During the 1850s, however, an increasing number of Anglicans favoured joining the national school system. The principal reason was financial. The maintenance of church schools represented a significant drain on resources. Parliament was petitioned in vain for a grant to the Church Education Society. Compounding the society’s difficulties was the fact that in 1855 the number of schools and children in the Anglican system declined in favour of the increasingly successful and popular national schools.
In 1860 Archbishop Beresford of Armagh addressed a circular to the patrons of schools in connection with the Clogher Diocesan Church Education Society. In it he pointed out that many of the society’s schools were in poor condition. He advised, reluctantly, that patrons could seek aid from the National Board of Education, if circumstances indicated the desirability of such a course of action. The primate was not abandoning the principles of the Church Education Society; he was advising that schools be placed under the national system, if it was deemed to be in the best interests of the pupils. The Church Education Society, however, split over the issue. A fanatical defence of the society was mounted by its enthusiasts.

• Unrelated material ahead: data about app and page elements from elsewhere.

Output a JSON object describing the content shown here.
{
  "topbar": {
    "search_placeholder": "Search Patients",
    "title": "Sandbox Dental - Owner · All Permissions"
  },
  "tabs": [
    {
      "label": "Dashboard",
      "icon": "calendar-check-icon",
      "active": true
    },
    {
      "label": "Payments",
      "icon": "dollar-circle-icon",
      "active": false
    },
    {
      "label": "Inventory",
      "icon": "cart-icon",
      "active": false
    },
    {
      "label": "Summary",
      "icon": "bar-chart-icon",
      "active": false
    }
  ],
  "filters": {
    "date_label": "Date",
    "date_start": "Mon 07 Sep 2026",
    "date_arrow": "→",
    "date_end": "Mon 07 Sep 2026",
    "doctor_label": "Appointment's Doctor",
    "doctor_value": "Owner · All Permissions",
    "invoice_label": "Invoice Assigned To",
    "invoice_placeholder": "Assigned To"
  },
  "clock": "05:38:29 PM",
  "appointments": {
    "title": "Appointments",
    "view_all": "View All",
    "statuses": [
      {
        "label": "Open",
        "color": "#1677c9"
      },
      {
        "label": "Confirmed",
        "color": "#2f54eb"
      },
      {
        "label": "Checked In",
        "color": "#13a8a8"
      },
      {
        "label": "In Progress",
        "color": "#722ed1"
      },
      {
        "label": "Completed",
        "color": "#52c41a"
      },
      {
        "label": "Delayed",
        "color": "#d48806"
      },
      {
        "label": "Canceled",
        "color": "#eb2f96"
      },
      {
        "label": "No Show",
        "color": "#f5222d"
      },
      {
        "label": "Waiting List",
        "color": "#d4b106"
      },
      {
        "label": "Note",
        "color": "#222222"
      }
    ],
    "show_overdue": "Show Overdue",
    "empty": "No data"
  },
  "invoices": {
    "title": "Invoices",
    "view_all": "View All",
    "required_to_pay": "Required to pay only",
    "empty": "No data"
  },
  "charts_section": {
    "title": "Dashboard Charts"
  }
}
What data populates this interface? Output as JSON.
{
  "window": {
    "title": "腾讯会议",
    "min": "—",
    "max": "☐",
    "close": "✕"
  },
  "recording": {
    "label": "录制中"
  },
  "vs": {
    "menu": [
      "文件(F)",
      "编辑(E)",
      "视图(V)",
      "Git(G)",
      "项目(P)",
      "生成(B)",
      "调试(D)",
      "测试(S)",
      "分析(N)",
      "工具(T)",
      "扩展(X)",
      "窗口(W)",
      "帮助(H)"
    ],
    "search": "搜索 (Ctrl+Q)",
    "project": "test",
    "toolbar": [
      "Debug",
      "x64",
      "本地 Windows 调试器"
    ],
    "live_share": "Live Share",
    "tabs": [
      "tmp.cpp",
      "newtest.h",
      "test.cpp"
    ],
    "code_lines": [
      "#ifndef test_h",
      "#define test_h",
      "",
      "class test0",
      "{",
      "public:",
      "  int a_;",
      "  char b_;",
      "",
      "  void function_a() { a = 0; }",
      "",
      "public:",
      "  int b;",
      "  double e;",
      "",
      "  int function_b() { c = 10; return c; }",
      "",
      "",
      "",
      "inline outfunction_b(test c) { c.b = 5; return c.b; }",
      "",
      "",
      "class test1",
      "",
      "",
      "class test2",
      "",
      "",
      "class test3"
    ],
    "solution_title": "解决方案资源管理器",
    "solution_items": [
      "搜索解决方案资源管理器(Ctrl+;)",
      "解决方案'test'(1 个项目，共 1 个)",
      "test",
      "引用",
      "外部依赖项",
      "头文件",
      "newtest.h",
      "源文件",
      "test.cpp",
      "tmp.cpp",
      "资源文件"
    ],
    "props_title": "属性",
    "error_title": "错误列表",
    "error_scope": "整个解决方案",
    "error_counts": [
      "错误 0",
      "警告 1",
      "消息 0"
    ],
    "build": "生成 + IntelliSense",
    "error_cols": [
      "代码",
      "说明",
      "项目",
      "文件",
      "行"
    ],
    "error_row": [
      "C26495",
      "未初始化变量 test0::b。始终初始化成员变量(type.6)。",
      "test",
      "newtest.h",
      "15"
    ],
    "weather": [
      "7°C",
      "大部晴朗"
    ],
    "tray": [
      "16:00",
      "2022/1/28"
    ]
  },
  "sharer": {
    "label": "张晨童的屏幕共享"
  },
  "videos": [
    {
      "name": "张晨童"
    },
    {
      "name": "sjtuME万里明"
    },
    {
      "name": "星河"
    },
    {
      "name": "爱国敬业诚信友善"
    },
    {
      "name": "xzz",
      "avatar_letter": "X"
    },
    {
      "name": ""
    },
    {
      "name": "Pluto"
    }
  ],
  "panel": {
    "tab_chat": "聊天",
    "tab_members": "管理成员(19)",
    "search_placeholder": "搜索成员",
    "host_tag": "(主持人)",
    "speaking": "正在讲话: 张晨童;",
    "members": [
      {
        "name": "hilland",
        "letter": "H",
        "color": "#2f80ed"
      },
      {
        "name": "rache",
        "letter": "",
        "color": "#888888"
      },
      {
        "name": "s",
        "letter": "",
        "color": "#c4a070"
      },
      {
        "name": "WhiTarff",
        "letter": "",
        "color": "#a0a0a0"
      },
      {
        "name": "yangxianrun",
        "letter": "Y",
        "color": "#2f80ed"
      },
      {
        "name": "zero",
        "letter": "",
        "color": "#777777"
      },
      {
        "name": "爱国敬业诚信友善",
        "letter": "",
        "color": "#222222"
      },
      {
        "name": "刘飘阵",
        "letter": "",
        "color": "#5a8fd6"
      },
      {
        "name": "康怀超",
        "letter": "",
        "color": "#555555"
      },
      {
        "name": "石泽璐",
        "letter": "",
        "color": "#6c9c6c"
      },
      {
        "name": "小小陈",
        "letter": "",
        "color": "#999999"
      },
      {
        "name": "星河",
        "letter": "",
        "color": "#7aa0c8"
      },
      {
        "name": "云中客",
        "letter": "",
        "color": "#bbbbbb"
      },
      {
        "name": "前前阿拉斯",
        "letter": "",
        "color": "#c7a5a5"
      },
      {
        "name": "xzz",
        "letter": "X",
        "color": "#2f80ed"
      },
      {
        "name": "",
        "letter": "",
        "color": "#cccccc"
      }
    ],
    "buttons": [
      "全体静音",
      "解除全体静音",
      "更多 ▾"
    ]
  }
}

Daly was one of the diehards. Throughout the 1860s he continued to address the society’s meetings, reiterating earlier themes. He linked the outbreak of civil war in the United States to the absence of scriptural education in that country. He repeated, in more trenchant terms, his belief that no Anglican could support any system of education that prevented the reading of scriptures. Those who did, he described as ‘sinful and criminal’. He asserted that the principles of the Church Education Society were so distinctly Protestant that it might be regarded as ‘one of the many lighthouses in the midst of darkness and superstition’. Daly made a virtue of the fact that his opinions on the issue of church schools and scriptural education remained unchanged. At the 1864 annual meeting of the Church Education Society he was reported as saying that ‘these 32 years had not altered his mind upon the subject; no, but he found the principle that they advocated at that time was more firmly fixed in his mind’.
Robert Daly was not a complex man. His evangelical Protestantism inspired his religion and his responses to the various issues he encountered during a long life. For him the Bible was the repository of all truth. It was Daly’s belief in the central role of scripture in education that motivated one of the central features of his clerical and episcopal career—the rejection of the system of national education established in 1831 and the unstinting advocacy of the Church Education Society. It was this same conviction that inspired his attitude to Roman Catholicism and his proselytism.
It is true that many of the campaigns with which Daly was associated ultimately failed. This was the fate of proselytism. The national schools were not defeated; instead, the Church Education Society split. By the end of his life the Church of Ireland had been disestablished as an act of appeasement to the growing militancy, confidence and power of what he believed to be a heretical institution, the Roman Catholic Church. It would be wrong to describe his career as one of failure, however. Daly wanted Irish Anglicanism to be faithful to what he regarded as the Gospel imperative to bear witness to the truths of Protestantism. For him, controversy and proselytism affirmed the integrity of the Protestant faith. Being true to deeply held conscientious beliefs and giving them expression were ultimately more important than any successes or failures.
Eugene Broderick teaches in Our Lady of Mercy Secondary School, Waterford.
A. Acheson, A history of the Church of Ireland 1691–1996 (Dublin, 1997).
D. Bowen, The Protestant crusade in Ireland (Dublin, 1978).
H. Madden, Memoirs of the late Rt Rev. Robert Daly (London, 1875).